What works for Snapchat is having the particular feature of frank, candid videos that get removed in 24 hours. But what about the user interaction design of the app?
Does Snapchat have a good UI? Does it practice good UX patterns?
I would say not. Personally, I felt lost when I first logged into the app. I was afraid to tap on any wrong command that records and sends out a video. And eventually, I lost patience with it and uninstall it. How many of you felt this way when you first installed Snapchat? (C’mon, I’m not the only not-so-young one here)
However, to be fair, I’m not their target audience to begin with.
Snapchat is an app that is very popular with the youth. And what are some broad traits of youth? Pardon my stereotyping here, but just for the sake of explaining this example, today’s youth loves to try new things. They love to explore and uncover hidden functions. That’s where they find fun and enjoyable – discovering new functions and telling their friends about it.
Snapchat did not have an intuitive UI. What they relied on was the behaviour of youths to share and learn, and the popularity of it, that if users want to be seen as cool, they will go through the trouble to learn the app.
In short, my point is, focus on your users, not UI trends.
We can capitalise on the trends that help us in our design for our users, but don’t do it blindly.

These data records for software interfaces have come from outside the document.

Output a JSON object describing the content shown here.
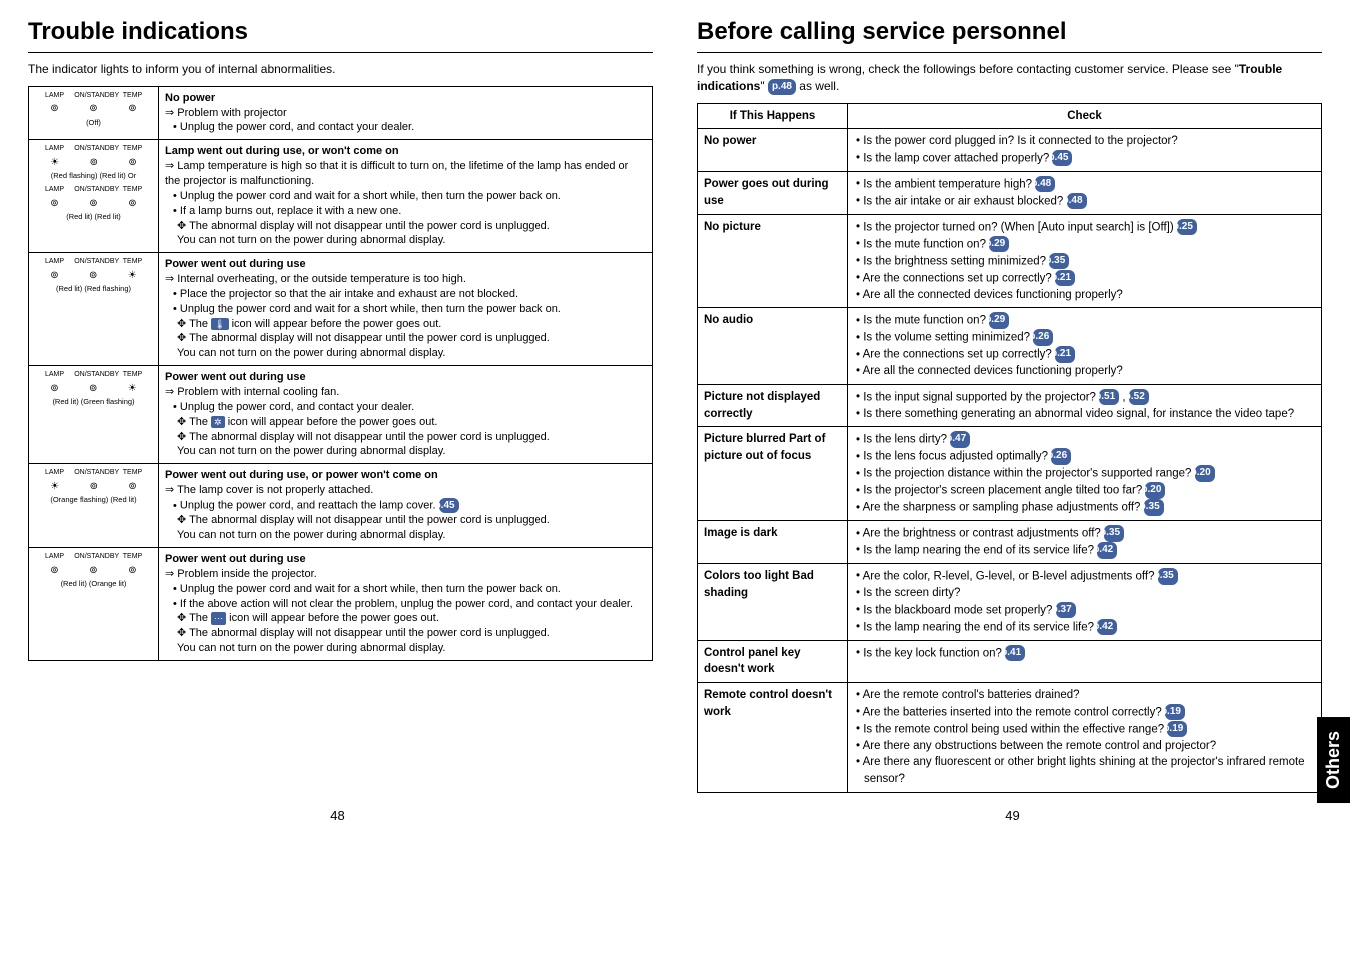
{
  "left": {
    "title": "Trouble indications",
    "intro": "The indicator lights to inform you of internal abnormalities.",
    "pagenum": "48",
    "rows": [
      {
        "lights": [
          {
            "lamp": "LAMP",
            "onst": "ON/STANDBY",
            "temp": "TEMP",
            "l": "⊚",
            "o": "⊚",
            "t": "⊚",
            "state": "(Off)"
          }
        ],
        "heading": "No power",
        "lines": [
          {
            "type": "arrow",
            "text": "Problem with projector"
          },
          {
            "type": "bullet",
            "text": "Unplug the power cord, and contact your dealer."
          }
        ]
      },
      {
        "lights": [
          {
            "lamp": "LAMP",
            "onst": "ON/STANDBY",
            "temp": "TEMP",
            "l": "☀",
            "o": "⊚",
            "t": "⊚",
            "state": "(Red flashing) (Red lit) Or"
          },
          {
            "lamp": "LAMP",
            "onst": "ON/STANDBY",
            "temp": "TEMP",
            "l": "⊚",
            "o": "⊚",
            "t": "⊚",
            "state": "(Red lit) (Red lit)"
          }
        ],
        "heading": "Lamp went out during use, or won't come on",
        "lines": [
          {
            "type": "arrow",
            "text": "Lamp temperature is high so that it is difficult to turn on, the lifetime of the lamp has ended or the projector is malfunctioning."
          },
          {
            "type": "bullet",
            "text": "Unplug the power cord and wait for a short while, then turn the power back on."
          },
          {
            "type": "bullet",
            "text": "If a lamp burns out, replace it with a new one."
          },
          {
            "type": "note",
            "text": "The abnormal display will not disappear until the power cord is unplugged."
          },
          {
            "type": "plain",
            "text": "You can not turn on the power during abnormal display."
          }
        ]
      },
      {
        "lights": [
          {
            "lamp": "LAMP",
            "onst": "ON/STANDBY",
            "temp": "TEMP",
            "l": "⊚",
            "o": "⊚",
            "t": "☀",
            "state": "(Red lit) (Red flashing)"
          }
        ],
        "heading": "Power went out during use",
        "lines": [
          {
            "type": "arrow",
            "text": "Internal overheating, or the outside temperature is too high."
          },
          {
            "type": "bullet",
            "text": "Place the projector so that the air intake and exhaust are not blocked."
          },
          {
            "type": "bullet",
            "text": "Unplug the power cord and wait for a short while, then turn the power back on."
          },
          {
            "type": "note-icon",
            "icon": "🌡",
            "text": "icon will appear before the power goes out."
          },
          {
            "type": "note",
            "text": "The abnormal display will not disappear until the power cord is unplugged."
          },
          {
            "type": "plain",
            "text": "You can not turn on the power during abnormal display."
          }
        ]
      },
      {
        "lights": [
          {
            "lamp": "LAMP",
            "onst": "ON/STANDBY",
            "temp": "TEMP",
            "l": "⊚",
            "o": "⊚",
            "t": "☀",
            "state": "(Red lit) (Green flashing)"
          }
        ],
        "heading": "Power went out during use",
        "lines": [
          {
            "type": "arrow",
            "text": "Problem with internal cooling fan."
          },
          {
            "type": "bullet",
            "text": "Unplug the power cord, and contact your dealer."
          },
          {
            "type": "note-icon",
            "icon": "✲",
            "text": "icon will appear before the power goes out."
          },
          {
            "type": "note",
            "text": "The abnormal display will not disappear until the power cord is unplugged."
          },
          {
            "type": "plain",
            "text": "You can not turn on the power during abnormal display."
          }
        ]
      },
      {
        "lights": [
          {
            "lamp": "LAMP",
            "onst": "ON/STANDBY",
            "temp": "TEMP",
            "l": "☀",
            "o": "⊚",
            "t": "⊚",
            "state": "(Orange flashing) (Red lit)"
          }
        ],
        "heading": "Power went out during use, or power won't come on",
        "lines": [
          {
            "type": "arrow",
            "text": "The lamp cover is not properly attached."
          },
          {
            "type": "bullet-ref",
            "text": "Unplug the power cord, and reattach the lamp cover.",
            "ref": "p.45"
          },
          {
            "type": "note",
            "text": "The abnormal display will not disappear until the power cord is unplugged."
          },
          {
            "type": "plain",
            "text": "You can not turn on the power during abnormal display."
          }
        ]
      },
      {
        "lights": [
          {
            "lamp": "LAMP",
            "onst": "ON/STANDBY",
            "temp": "TEMP",
            "l": "⊚",
            "o": "⊚",
            "t": "⊚",
            "state": "(Red lit) (Orange lit)"
          }
        ],
        "heading": "Power went out during use",
        "lines": [
          {
            "type": "arrow",
            "text": "Problem inside the projector."
          },
          {
            "type": "bullet",
            "text": "Unplug the power cord and wait for a short while, then turn the power back on."
          },
          {
            "type": "bullet",
            "text": "If the above action will not clear the problem, unplug  the power cord, and contact your dealer."
          },
          {
            "type": "note-icon",
            "icon": "⋯",
            "text": "icon will appear before the power goes out."
          },
          {
            "type": "note",
            "text": "The abnormal display will not disappear until the power cord is unplugged."
          },
          {
            "type": "plain",
            "text": "You can not turn on the power during abnormal display."
          }
        ]
      }
    ]
  },
  "right": {
    "title": "Before calling service personnel",
    "intro_pre": "If you think something is wrong, check the followings before contacting customer service. Please see \"",
    "intro_bold": "Trouble indications",
    "intro_post": "\" ",
    "intro_ref": "p.48",
    "intro_end": " as well.",
    "pagenum": "49",
    "sidetab": "Others",
    "th1": "If  This Happens",
    "th2": "Check",
    "rows": [
      {
        "symptom": "No power",
        "checks": [
          {
            "text": "Is the power cord plugged in? Is it connected to the projector?"
          },
          {
            "text": "Is the lamp cover attached properly?",
            "ref": "p.45"
          }
        ]
      },
      {
        "symptom": "Power goes out during use",
        "checks": [
          {
            "text": "Is the ambient temperature high?",
            "ref": "p.48"
          },
          {
            "text": "Is the air intake or air exhaust blocked?",
            "ref": "p.48"
          }
        ]
      },
      {
        "symptom": "No picture",
        "checks": [
          {
            "text": "Is the projector turned on? (When [Auto input search] is [Off])",
            "ref": "p.25"
          },
          {
            "text": "Is the mute function on?",
            "ref": "p.29"
          },
          {
            "text": "Is the brightness setting minimized?",
            "ref": "p.35"
          },
          {
            "text": "Are the connections set up correctly?",
            "ref": "p.21"
          },
          {
            "text": "Are all the connected devices functioning properly?"
          }
        ]
      },
      {
        "symptom": "No audio",
        "checks": [
          {
            "text": "Is the mute function on?",
            "ref": "p.29"
          },
          {
            "text": "Is the volume setting minimized?",
            "ref": "p.26"
          },
          {
            "text": "Are the connections set up correctly?",
            "ref": "p.21"
          },
          {
            "text": "Are all the connected devices functioning properly?"
          }
        ]
      },
      {
        "symptom": "Picture not displayed correctly",
        "checks": [
          {
            "text": "Is the input signal supported by the projector?",
            "ref": "p.51",
            "ref2": "p.52"
          },
          {
            "text": "Is there something generating an abnormal video signal, for instance the video tape?"
          }
        ]
      },
      {
        "symptom": "Picture blurred Part of picture out of focus",
        "checks": [
          {
            "text": "Is the lens dirty?",
            "ref": "p.47"
          },
          {
            "text": "Is the lens focus adjusted optimally?",
            "ref": "p.26"
          },
          {
            "text": "Is the projection distance within the projector's supported range?",
            "ref": "p.20"
          },
          {
            "text": "Is the projector's screen placement angle tilted too far?",
            "ref": "p.20"
          },
          {
            "text": "Are the sharpness or sampling phase adjustments off?",
            "ref": "p.35"
          }
        ]
      },
      {
        "symptom": "Image is dark",
        "checks": [
          {
            "text": "Are the brightness or contrast adjustments off?",
            "ref": "p.35"
          },
          {
            "text": "Is the lamp nearing the end of its service life?",
            "ref": "p.42"
          }
        ]
      },
      {
        "symptom": "Colors too light Bad shading",
        "checks": [
          {
            "text": "Are the color, R-level, G-level, or B-level adjustments off?",
            "ref": "p.35"
          },
          {
            "text": "Is the screen dirty?"
          },
          {
            "text": "Is the blackboard mode set properly?",
            "ref": "p.37"
          },
          {
            "text": "Is the lamp nearing the end of its service life?",
            "ref": "p.42"
          }
        ]
      },
      {
        "symptom": "Control panel key doesn't work",
        "checks": [
          {
            "text": "Is the key lock function on?",
            "ref": "p.41"
          }
        ]
      },
      {
        "symptom": "Remote control doesn't work",
        "checks": [
          {
            "text": "Are the remote control's batteries drained?"
          },
          {
            "text": "Are the batteries inserted into the remote control correctly?",
            "ref": "p.19"
          },
          {
            "text": "Is the remote control being used within the effective range?",
            "ref": "p.19"
          },
          {
            "text": "Are there any obstructions between the remote control and projector?"
          },
          {
            "text": "Are there any fluorescent or other bright lights shining at the projector's infrared remote sensor?"
          }
        ]
      }
    ]
  }
}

Recognise distinction within the trend – was it the UI pattern or the functionality of the product that became the trend.
And should you have doubts, trust the design process – observe your users, run your tests.
If you wish to understand more on the psychology of how habits are formed, google this model “The Habit Loop” or read this book, The Power of Habit